Is Your Business Secure Enough for The Modern-Day Hacker?

When cybersecurity is pushed to the side by small business owners, few realize just how short-sighted this decision can be. According to the US Congressional Small Business Committee, businesses with less than 100 employees account for 71% of all cyber-attacks. Because hackers change their strategies every year, all enterprises must be aware of the constant threat of criminal interference.

Let’s take a look at the importance of data backup and protection for small businesses, and how to alter your strategy if you don’t feel fully protected.

1. Review Your Policies

Chances are, you don’t even think about cybersecurity for your small business until your computer prompts you to update your firewall settings or change your password. Whether you have a dedicated IT team, or you use a business IT service company in Portland, OR, it’s important to have clear policies regarding data protection and management. The Small Business Administration website is a great resource that can help you implement better security practices in your company.

2. Set Up a Double-Walled Defense

While a firewall can be a great deterrent for hackers, simply having one isn’t always enough. You’ll still need to take steps to ensure that yours is as strong and secure as possible.

One way to increase your security is to set up both an internal and external firewall. While these systems stem from the same concept, an internal firewall can be modified to protect the intra-office communication and data that passes back and forth on a regular basis. If you need assistance with your firewall installation and repair, consider enlisting the help of an IT consultant.
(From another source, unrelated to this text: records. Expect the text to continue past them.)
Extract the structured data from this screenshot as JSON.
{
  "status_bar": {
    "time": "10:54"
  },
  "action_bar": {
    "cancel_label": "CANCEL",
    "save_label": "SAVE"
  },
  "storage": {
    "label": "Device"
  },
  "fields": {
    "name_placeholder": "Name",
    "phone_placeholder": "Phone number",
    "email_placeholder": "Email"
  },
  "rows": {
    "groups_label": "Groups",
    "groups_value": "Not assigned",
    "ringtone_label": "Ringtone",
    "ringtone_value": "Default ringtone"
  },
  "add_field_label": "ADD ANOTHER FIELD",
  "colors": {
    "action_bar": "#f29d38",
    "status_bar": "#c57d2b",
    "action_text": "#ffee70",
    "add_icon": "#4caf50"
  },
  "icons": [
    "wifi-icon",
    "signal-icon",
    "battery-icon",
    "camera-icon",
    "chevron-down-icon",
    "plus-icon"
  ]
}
3. Account for Your Devices

When it comes to cybersecurity, it’s not just your own equipment and programs you have to worry about. You must also take into account any personal devices (e.g., smartphones, tablets, etc.) you let your employees use. Personal devices can cause a number of security problems if employees connect to unsecured networks when traveling and they can contract computer viruses that could infiltrate company protections.
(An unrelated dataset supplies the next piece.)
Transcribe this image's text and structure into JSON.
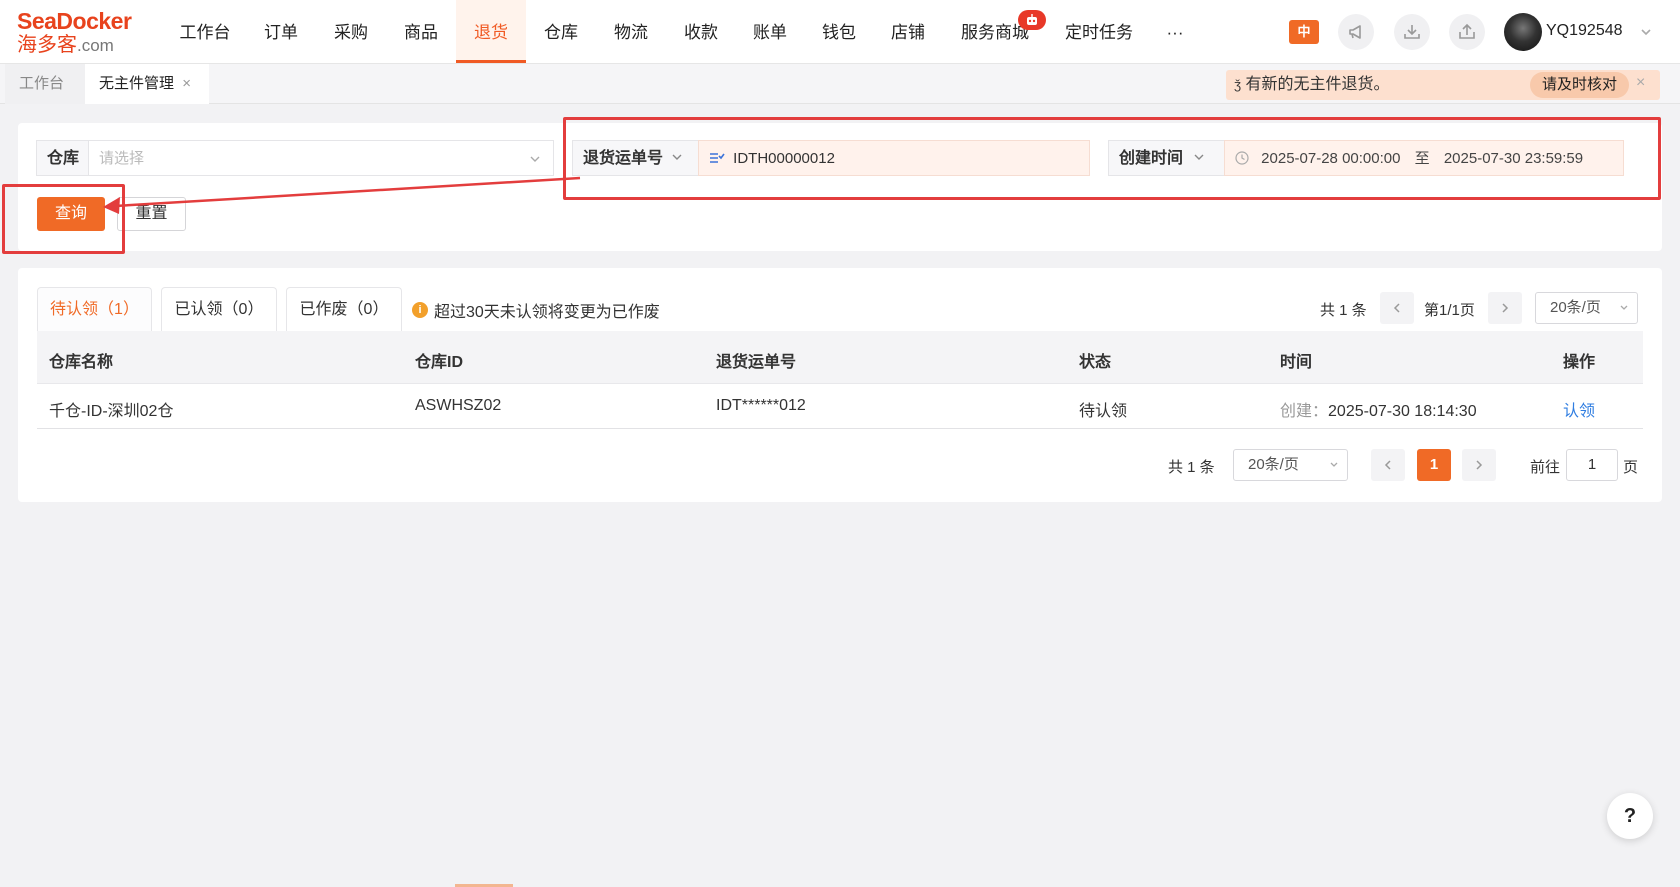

If you let your employees use their own devices, it’s important to have a running record of who is using what. You should also know what precautions employees are taking to ensure their devices won’t be hacked – and provide them with a clear guide to your business’ security standards.

4. Back It All Up
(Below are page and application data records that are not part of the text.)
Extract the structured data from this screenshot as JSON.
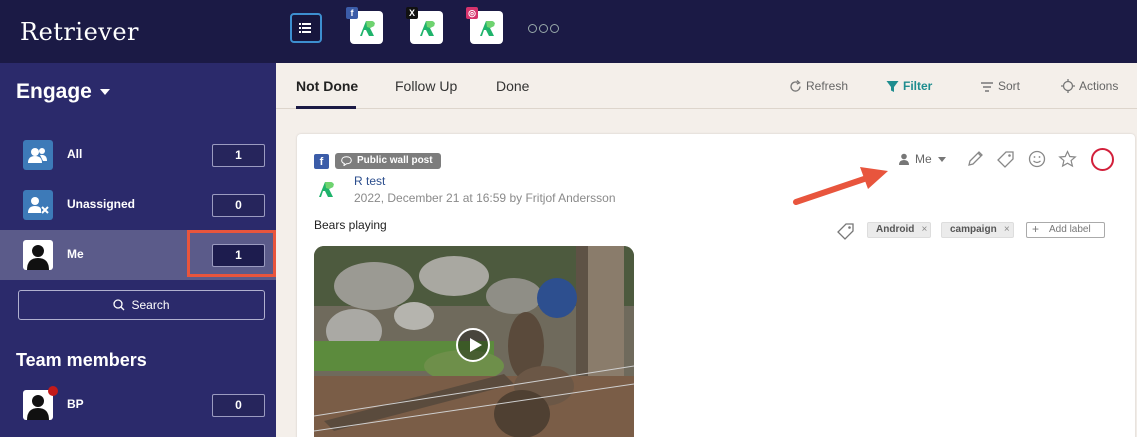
{
  "header": {
    "brand": "Retriever",
    "channels": [
      {
        "icon": "facebook-icon",
        "badge": "f",
        "badge_color": "#3b5ca8"
      },
      {
        "icon": "x-icon",
        "badge": "X",
        "badge_color": "#111111"
      },
      {
        "icon": "instagram-icon",
        "badge": "◎",
        "badge_color": "#d6336c"
      }
    ]
  },
  "sidebar": {
    "title": "Engage",
    "items": [
      {
        "label": "All",
        "count": "1",
        "icon": "users-icon"
      },
      {
        "label": "Unassigned",
        "count": "0",
        "icon": "user-x-icon"
      },
      {
        "label": "Me",
        "count": "1",
        "icon": "avatar-icon"
      }
    ],
    "search_label": "Search",
    "team_title": "Team members",
    "team": [
      {
        "label": "BP",
        "count": "0"
      }
    ]
  },
  "tabs": {
    "items": [
      "Not Done",
      "Follow Up",
      "Done"
    ],
    "active": "Not Done",
    "actions": {
      "refresh": "Refresh",
      "filter": "Filter",
      "sort": "Sort",
      "actions": "Actions"
    }
  },
  "post": {
    "type_label": "Public wall post",
    "author": "R test",
    "meta": "2022, December 21 at 16:59 by Fritjof Andersson",
    "text": "Bears playing",
    "assignee": "Me",
    "labels": [
      "Android",
      "campaign"
    ],
    "add_label": "Add label"
  },
  "colors": {
    "topbar": "#1b1a45",
    "sidebar": "#2b2a6b",
    "accent_teal": "#1f8d8f",
    "highlight": "#e8553d",
    "status_ring": "#d21f3a"
  }
}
Data protection for small businesses is rarely ever a guarantee. That’s why even large corporations with unlimited revenue are still susceptible to cyber-attacks. To protect yourself in the event of data loss due to a hacker, natural disaster, or system malfunction, it’s important to have an alternate method for accessing your information.

The cloud has become the most popular way for businesses to store and recover their data. There are many third-party providers that offer specialized plans to small business owners. These providers can scale their services to work with any size company. While many of these plans cost money, having a place to back up all of your important information is an investment worth making.

5. Step Up Your Education

Your employees are trained to do their specific jobs, but odds are, few know the intricacies behind the network they’re using. If your staff doesn’t understand the need to make passwords more secure or how to identify the marks of a skilled phishing email, they’ll leave the company open to attack.

Data security training sessions are beneficial to any small business because they:

  • Increase accountability and awareness among employees
  • Educate staff members on everything from basic security standards to new hacker techniques
  • Provide constant reinforcement of security practices within your company
  • Inform employees of immediate dangers and the potential repercussions

6. Consider Proactive Precautions

There are many different ways to prevent data breaches before they even happen. One of the best methods is implementing multifactor identification throughout your network. Multifactor identification is designed to root out hackers before they even start down the path of destruction.

Instead of employees signing in to a device immediately, they’ll need to prove that they have access to two different devices. This can be anything from verifying a specific email account to inputting a text message code. An IT consultant can make it easier to set up an identification process that works for you and your employees.

When in Doubt, Look to the Experts

Some companies find that with everything on their to-do list, it just isn’t feasible to fully prevent data breaches on their own. That’s why NerdsToGo offers Network Operations Center (NOC) data monitoring services that can improve the security of small businesses. Our remote data monitoring, firewall installation and repair, and off-site cybersecurity monitoring services are exactly what you need to feel confident about your company’s data protection.

For more information about our managed IT services, or to schedule a consultation with one of our Nerds, contact us today!